▶ _Exercise materials_:
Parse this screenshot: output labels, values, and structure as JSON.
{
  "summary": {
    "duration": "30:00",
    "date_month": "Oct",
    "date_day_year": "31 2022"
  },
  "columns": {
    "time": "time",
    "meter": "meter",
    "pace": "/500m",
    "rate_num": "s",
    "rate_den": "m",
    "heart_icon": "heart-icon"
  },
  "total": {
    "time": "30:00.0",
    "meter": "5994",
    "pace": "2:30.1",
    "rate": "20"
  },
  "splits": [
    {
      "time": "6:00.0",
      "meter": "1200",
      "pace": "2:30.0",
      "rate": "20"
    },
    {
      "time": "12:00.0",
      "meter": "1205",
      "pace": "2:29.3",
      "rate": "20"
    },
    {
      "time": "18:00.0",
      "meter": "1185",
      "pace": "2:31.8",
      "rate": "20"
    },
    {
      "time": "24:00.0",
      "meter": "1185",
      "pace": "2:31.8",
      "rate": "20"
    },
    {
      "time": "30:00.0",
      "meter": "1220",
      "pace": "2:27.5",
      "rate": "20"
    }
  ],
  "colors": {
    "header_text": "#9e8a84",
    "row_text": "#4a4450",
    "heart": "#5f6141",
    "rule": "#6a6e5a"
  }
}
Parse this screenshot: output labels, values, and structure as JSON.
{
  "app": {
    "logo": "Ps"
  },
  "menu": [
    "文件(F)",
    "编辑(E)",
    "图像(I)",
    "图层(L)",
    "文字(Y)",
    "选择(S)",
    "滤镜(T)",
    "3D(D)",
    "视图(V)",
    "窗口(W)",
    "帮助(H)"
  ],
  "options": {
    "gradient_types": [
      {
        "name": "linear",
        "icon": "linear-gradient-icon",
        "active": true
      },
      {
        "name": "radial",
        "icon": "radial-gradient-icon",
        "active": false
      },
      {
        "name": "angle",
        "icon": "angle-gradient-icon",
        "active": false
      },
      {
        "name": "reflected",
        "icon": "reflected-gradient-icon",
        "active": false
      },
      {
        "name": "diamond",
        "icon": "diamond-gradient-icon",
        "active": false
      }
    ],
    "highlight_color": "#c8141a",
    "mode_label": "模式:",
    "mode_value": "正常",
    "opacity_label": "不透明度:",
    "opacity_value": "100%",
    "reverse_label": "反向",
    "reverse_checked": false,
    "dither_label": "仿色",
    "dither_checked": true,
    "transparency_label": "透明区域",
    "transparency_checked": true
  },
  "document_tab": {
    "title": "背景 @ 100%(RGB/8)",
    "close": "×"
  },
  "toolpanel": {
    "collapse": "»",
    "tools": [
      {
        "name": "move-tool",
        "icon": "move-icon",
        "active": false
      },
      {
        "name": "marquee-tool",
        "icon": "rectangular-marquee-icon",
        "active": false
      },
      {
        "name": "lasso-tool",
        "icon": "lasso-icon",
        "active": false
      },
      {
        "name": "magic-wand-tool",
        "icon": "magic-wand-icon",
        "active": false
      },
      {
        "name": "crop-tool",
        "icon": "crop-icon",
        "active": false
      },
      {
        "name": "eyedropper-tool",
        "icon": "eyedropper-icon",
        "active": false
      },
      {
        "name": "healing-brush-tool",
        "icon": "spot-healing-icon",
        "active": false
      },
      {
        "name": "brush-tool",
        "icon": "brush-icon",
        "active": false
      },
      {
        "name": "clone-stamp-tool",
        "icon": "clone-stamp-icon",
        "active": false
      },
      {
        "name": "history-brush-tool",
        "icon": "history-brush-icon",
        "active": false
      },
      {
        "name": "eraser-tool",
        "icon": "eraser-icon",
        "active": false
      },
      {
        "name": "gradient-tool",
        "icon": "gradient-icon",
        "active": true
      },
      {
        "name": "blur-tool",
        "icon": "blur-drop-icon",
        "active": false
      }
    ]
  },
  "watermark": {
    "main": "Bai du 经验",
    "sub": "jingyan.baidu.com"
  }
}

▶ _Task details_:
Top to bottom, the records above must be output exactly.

▶ _Response box_:
Parse this screenshot: output labels, values, and structure as JSON.
{
  "summary": {
    "duration": "30:00",
    "date_month": "Oct",
    "date_day_year": "31 2022"
  },
  "columns": {
    "time": "time",
    "meter": "meter",
    "pace": "/500m",
    "rate_num": "s",
    "rate_den": "m",
    "heart_icon": "heart-icon"
  },
  "total": {
    "time": "30:00.0",
    "meter": "5994",
    "pace": "2:30.1",
    "rate": "20"
  },
  "splits": [
    {
      "time": "6:00.0",
      "meter": "1200",
      "pace": "2:30.0",
      "rate": "20"
    },
    {
      "time": "12:00.0",
      "meter": "1205",
      "pace": "2:29.3",
      "rate": "20"
    },
    {
      "time": "18:00.0",
      "meter": "1185",
      "pace": "2:31.8",
      "rate": "20"
    },
    {
      "time": "24:00.0",
      "meter": "1185",
      "pace": "2:31.8",
      "rate": "20"
    },
    {
      "time": "30:00.0",
      "meter": "1220",
      "pace": "2:27.5",
      "rate": "20"
    }
  ],
  "colors": {
    "header_text": "#9e8a84",
    "row_text": "#4a4450",
    "heart": "#5f6141",
    "rule": "#6a6e5a"
  }
}
Parse this screenshot: output labels, values, and structure as JSON.
{
  "app": {
    "logo": "Ps"
  },
  "menu": [
    "文件(F)",
    "编辑(E)",
    "图像(I)",
    "图层(L)",
    "文字(Y)",
    "选择(S)",
    "滤镜(T)",
    "3D(D)",
    "视图(V)",
    "窗口(W)",
    "帮助(H)"
  ],
  "options": {
    "gradient_types": [
      {
        "name": "linear",
        "icon": "linear-gradient-icon",
        "active": true
      },
      {
        "name": "radial",
        "icon": "radial-gradient-icon",
        "active": false
      },
      {
        "name": "angle",
        "icon": "angle-gradient-icon",
        "active": false
      },
      {
        "name": "reflected",
        "icon": "reflected-gradient-icon",
        "active": false
      },
      {
        "name": "diamond",
        "icon": "diamond-gradient-icon",
        "active": false
      }
    ],
    "highlight_color": "#c8141a",
    "mode_label": "模式:",
    "mode_value": "正常",
    "opacity_label": "不透明度:",
    "opacity_value": "100%",
    "reverse_label": "反向",
    "reverse_checked": false,
    "dither_label": "仿色",
    "dither_checked": true,
    "transparency_label": "透明区域",
    "transparency_checked": true
  },
  "document_tab": {
    "title": "背景 @ 100%(RGB/8)",
    "close": "×"
  },
  "toolpanel": {
    "collapse": "»",
    "tools": [
      {
        "name": "move-tool",
        "icon": "move-icon",
        "active": false
      },
      {
        "name": "marquee-tool",
        "icon": "rectangular-marquee-icon",
        "active": false
      },
      {
        "name": "lasso-tool",
        "icon": "lasso-icon",
        "active": false
      },
      {
        "name": "magic-wand-tool",
        "icon": "magic-wand-icon",
        "active": false
      },
      {
        "name": "crop-tool",
        "icon": "crop-icon",
        "active": false
      },
      {
        "name": "eyedropper-tool",
        "icon": "eyedropper-icon",
        "active": false
      },
      {
        "name": "healing-brush-tool",
        "icon": "spot-healing-icon",
        "active": false
      },
      {
        "name": "brush-tool",
        "icon": "brush-icon",
        "active": false
      },
      {
        "name": "clone-stamp-tool",
        "icon": "clone-stamp-icon",
        "active": false
      },
      {
        "name": "history-brush-tool",
        "icon": "history-brush-icon",
        "active": false
      },
      {
        "name": "eraser-tool",
        "icon": "eraser-icon",
        "active": false
      },
      {
        "name": "gradient-tool",
        "icon": "gradient-icon",
        "active": true
      },
      {
        "name": "blur-tool",
        "icon": "blur-drop-icon",
        "active": false
      }
    ]
  },
  "watermark": {
    "main": "Bai du 经验",
    "sub": "jingyan.baidu.com"
  }
}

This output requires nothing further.